There’s a reason that generosity needs to be done differently at this point in history. Economic change is driving social sector change.
The United States was founded during the Agricultural Age, with an economy that was small, local, and independent because of the restraints in place when using wooden tools and animals to cultivate food.
Then, for decades, the Industrial Age shaped our economic structures. Factory production required centralization of labor and resources as well as continued expansion, so this age promoted the growth of cities, increased regulation, and the concentration of capital.
But now we are moving further into the Information Age—the age of the microchip—and economic structures are becoming more open, horizontal, and decentralized again. Farmers became company men, and now company men are becoming free agents. Anyone can reach into a pocket, order goods and services from anywhere on the planet, and have them delivered in a few days. The workforce is much more mobile, and smaller enterprises can have a significant reach.
Just as business and government needs to adapt to the changing economic landscape, so too does the social sector. Sometimes larger organizations can deliver on big ideas because of their capacity and reach, but other times large means less agility and less connection with donors and people being served.
Bigger is not necessarily better, but better is better.
Organizations that are local, small, quick, and decentralized will hit their stride in this environment. And donors can act more like entrepreneurs, taking responsibility for setting the vision and evaluating the effectiveness of nonprofit efforts.
The Generosity Gameplan process supports donors and grant-makers in becoming more like free agents than company men.
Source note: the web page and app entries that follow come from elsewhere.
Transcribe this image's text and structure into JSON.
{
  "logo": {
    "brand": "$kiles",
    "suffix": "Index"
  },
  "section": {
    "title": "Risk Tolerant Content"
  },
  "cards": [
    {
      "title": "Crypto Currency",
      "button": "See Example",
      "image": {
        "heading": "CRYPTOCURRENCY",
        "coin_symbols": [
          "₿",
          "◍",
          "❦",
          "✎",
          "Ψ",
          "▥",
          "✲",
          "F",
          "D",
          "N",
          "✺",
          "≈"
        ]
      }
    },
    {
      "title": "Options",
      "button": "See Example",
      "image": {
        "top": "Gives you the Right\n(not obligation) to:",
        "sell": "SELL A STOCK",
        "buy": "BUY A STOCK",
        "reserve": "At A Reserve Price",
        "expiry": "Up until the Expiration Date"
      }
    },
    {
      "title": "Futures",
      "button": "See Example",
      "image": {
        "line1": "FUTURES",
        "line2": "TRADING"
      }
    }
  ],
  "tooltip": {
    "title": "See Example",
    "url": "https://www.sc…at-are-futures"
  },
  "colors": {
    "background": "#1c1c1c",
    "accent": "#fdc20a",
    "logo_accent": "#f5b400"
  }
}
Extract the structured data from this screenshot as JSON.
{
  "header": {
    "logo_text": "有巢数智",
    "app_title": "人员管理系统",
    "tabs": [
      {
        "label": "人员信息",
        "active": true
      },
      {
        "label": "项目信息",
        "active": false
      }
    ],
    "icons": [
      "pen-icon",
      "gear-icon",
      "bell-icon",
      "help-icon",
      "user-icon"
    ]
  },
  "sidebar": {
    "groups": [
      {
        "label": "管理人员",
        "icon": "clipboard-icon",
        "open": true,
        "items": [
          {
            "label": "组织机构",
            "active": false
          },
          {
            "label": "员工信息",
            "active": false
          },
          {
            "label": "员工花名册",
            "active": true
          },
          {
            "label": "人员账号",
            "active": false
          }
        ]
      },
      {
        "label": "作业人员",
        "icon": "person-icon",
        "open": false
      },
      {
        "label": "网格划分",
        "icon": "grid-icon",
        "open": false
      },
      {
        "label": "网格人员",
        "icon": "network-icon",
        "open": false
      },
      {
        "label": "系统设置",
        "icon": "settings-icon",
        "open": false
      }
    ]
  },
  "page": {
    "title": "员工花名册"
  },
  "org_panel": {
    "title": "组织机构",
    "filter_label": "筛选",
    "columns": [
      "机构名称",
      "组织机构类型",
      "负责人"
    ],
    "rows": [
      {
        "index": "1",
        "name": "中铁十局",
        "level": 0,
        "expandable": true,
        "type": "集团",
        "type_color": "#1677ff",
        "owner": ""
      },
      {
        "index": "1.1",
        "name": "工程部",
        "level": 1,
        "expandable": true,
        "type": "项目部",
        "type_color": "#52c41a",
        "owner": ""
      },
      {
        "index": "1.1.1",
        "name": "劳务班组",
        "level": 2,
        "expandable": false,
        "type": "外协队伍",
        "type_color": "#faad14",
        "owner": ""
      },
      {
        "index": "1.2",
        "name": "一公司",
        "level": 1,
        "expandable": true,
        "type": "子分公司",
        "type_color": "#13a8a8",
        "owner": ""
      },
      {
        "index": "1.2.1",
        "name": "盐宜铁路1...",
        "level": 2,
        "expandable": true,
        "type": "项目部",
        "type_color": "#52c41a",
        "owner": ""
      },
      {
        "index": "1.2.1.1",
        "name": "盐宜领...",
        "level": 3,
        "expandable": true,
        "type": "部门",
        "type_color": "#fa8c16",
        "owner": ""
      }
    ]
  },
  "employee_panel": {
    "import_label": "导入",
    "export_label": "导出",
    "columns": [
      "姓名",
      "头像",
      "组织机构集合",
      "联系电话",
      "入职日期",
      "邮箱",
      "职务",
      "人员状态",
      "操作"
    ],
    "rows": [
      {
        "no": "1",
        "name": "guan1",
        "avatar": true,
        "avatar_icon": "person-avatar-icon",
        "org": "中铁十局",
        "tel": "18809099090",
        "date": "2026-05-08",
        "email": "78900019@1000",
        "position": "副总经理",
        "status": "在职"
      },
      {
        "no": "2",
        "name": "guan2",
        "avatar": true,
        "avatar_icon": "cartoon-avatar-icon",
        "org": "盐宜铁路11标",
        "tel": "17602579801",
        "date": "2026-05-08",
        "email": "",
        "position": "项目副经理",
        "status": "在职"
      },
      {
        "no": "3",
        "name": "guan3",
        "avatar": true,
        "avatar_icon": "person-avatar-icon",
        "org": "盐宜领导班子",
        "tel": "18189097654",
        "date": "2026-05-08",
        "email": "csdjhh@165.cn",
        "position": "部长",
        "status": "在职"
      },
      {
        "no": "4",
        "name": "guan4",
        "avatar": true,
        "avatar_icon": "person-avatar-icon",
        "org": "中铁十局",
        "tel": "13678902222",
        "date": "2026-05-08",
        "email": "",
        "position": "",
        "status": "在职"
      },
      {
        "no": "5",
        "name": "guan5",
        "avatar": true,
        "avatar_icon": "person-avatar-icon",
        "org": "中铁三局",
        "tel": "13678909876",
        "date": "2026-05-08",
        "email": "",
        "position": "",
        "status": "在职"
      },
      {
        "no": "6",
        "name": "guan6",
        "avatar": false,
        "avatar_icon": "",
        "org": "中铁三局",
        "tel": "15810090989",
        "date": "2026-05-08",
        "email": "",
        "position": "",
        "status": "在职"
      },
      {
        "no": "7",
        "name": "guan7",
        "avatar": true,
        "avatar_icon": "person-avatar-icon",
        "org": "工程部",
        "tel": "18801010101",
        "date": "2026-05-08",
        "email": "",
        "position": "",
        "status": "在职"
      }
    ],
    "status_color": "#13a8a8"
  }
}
Together we can search out organizations with better staff, better programs, better facilities, and better evaluation—organizations that create effective change. Let’s set up a conversation today.